April 8, 2013
Student traces threads of prep style since 1920s
Anu Lingala ’13 has prepped for prep.
Drawn to the widespread influence of prep style, Lingala has extensively researched since her freshman year in Fiber Science & Apparel Design the origins and exclusivity of the culture. A Hunter Rawlings Cornell Presidential Research Scholar, she’s writing her honors thesis on the history of prep style, and her research influenced her collection for last spring’s Cornell Fashion Collective show, she said.
A paper she wrote on the topic was accepted at the Popular Culture Association/American Culture Association national conference in Washington, D.C., held March 27-30.
“This is a story of the blending of conventional academic research with creative studio work,” said Charlotte Jirousek, associate professor of fiber science and apparel design and Lingala’s faculty adviser.
Though it typically has a “sportswear element” – combining dressy and casual clothes – prep style is hard to define, Lingala said, because it means different things to different people.
“It’s been diluted a lot; it’s really a derivation of young boys’ prep school uniforms that has evolved through its prevalence in WASP [white Anglo-Saxon Protestant] society and elite universities,” she said. “Each of those things had an influence.”
Much of Lingala’s research for the paper involved reading books and college newspaper archives written from the 1920s onward about colleges, prep schools and the development of an American aristocracy.
“I took elements of what I saw there [about fashion] and made inferences from that,” Lingala said. “There were a lot of things that are insightful about what people thought about what they were wearing.”
Lingala’s research focus was strongly influenced by “Take Ivy,” a celebrated fashion photography book by Japanese authors that documented prep style on American college campuses in the 1960s. Published originally in Japanese, the book was translated into English during Lingala’s freshman year.
“The way they write it, it’s in a very scientific, observational manner” to inform a Japanese audience of this different type of style, she said. “They say things like, ‘Oh, he’s wearing shoes without socks.

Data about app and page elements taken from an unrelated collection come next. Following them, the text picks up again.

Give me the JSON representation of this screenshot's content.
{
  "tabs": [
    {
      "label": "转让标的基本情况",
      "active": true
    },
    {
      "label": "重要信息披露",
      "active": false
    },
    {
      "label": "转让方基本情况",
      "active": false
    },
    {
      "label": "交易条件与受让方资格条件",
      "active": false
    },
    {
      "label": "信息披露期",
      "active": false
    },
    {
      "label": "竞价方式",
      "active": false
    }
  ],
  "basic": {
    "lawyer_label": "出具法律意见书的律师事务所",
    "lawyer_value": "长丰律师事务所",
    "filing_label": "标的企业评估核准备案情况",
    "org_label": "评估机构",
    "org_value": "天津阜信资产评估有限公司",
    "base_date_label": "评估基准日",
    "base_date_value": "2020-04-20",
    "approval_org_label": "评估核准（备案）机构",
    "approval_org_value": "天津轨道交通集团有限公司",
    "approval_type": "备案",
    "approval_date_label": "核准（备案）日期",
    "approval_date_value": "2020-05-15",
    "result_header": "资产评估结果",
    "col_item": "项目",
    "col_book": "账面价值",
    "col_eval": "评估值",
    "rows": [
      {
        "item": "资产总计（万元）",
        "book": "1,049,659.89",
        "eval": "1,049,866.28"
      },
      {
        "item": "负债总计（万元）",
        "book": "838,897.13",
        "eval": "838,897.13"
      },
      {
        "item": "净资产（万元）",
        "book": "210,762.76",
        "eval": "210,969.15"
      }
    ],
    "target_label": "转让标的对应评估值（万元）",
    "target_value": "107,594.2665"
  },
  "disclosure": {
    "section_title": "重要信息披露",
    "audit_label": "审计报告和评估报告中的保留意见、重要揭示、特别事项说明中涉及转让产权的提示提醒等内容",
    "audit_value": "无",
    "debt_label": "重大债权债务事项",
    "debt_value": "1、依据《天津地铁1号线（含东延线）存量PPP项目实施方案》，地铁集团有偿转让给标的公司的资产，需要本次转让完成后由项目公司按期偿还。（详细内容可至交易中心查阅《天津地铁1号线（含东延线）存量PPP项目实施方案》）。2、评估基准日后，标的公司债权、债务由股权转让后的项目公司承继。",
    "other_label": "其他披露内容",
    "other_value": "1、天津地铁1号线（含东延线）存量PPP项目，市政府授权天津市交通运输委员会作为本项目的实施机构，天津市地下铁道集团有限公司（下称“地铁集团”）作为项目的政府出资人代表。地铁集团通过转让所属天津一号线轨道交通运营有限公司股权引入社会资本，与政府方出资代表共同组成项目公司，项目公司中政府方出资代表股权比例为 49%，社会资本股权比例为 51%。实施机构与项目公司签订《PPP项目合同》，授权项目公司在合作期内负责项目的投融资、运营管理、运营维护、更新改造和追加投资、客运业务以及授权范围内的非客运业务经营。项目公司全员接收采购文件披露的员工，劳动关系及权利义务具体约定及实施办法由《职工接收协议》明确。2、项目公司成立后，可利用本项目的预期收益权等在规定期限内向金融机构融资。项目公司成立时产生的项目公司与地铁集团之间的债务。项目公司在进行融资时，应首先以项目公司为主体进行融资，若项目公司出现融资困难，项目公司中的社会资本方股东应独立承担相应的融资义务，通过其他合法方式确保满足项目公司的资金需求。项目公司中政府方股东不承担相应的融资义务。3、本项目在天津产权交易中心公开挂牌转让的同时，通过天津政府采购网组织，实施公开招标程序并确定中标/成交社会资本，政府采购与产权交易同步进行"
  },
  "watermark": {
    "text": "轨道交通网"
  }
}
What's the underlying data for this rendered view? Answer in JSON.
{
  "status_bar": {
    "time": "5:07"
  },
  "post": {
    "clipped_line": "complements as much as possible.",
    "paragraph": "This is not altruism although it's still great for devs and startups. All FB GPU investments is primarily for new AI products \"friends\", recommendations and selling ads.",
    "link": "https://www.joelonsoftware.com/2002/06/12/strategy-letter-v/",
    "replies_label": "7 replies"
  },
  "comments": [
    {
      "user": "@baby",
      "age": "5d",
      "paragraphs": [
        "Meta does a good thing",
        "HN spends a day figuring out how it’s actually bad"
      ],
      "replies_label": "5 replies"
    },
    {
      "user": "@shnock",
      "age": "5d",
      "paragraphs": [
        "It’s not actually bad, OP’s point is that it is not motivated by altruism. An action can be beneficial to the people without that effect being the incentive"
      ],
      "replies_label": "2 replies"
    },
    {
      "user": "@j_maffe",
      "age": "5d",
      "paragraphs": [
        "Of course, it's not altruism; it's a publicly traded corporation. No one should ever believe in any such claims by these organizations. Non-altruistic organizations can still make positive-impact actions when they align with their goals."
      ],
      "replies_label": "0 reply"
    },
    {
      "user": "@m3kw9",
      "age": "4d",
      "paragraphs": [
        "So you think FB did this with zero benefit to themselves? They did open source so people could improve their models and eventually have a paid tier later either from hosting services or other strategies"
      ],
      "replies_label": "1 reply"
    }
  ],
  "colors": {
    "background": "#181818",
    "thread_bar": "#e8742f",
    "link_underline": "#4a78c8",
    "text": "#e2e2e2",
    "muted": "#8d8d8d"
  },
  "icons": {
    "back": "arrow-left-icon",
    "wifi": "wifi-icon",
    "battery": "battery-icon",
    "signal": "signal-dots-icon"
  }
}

How interesting.’”
At last year’s Cornell Fashion Collective runway show, Lingala’s collection played off the similarities between punk and prep style. She used such fabrics as tweeds and plaids, which have been used in both styles.
“I found fabrics that overlapped between the two and combined them,” she said. “It was a tangent I came across in my research that I didn’t flesh out in my thesis.”
Lingala’s paper and honors thesis focus instead on the origins of prep culture and how the style became a part of upper-class American society.
“Most literature talking about preppy, elite clothing just says it came from the Ivy League and prep schools, but it doesn’t say why,” Lingala said. “I go back and look at British prep schools and see why prep is part of that culture.”
Lingala still sees prep style on campus, to which she attributes many students’ upbringing in upper- and upper-middle-class homes in the Northeast. But she noted that the commercialization and mass production of the style at the end of the 20th century may also be a factor.
“In many ways,” she said, “certain aspects and pieces of traditionally prep style have become part of the larger realm of American men’s sportswear.”
Unfortunately, for personal reasons Lingala was not able to attend the conference and needed to withdraw her paper. Nevertheless, the fact that it was accepted was an unusual distinction for an undergraduate.
Lingala will be one of some 40 student designers displaying their original garments at the annual Cornell Fashion Collective spring runway show scheduled for 7:30 p.m. April 27 in Barton Hall.
Sarah Cutler ’16 is a student communications assistant for the College of Human Ecology.
Susan S. Lang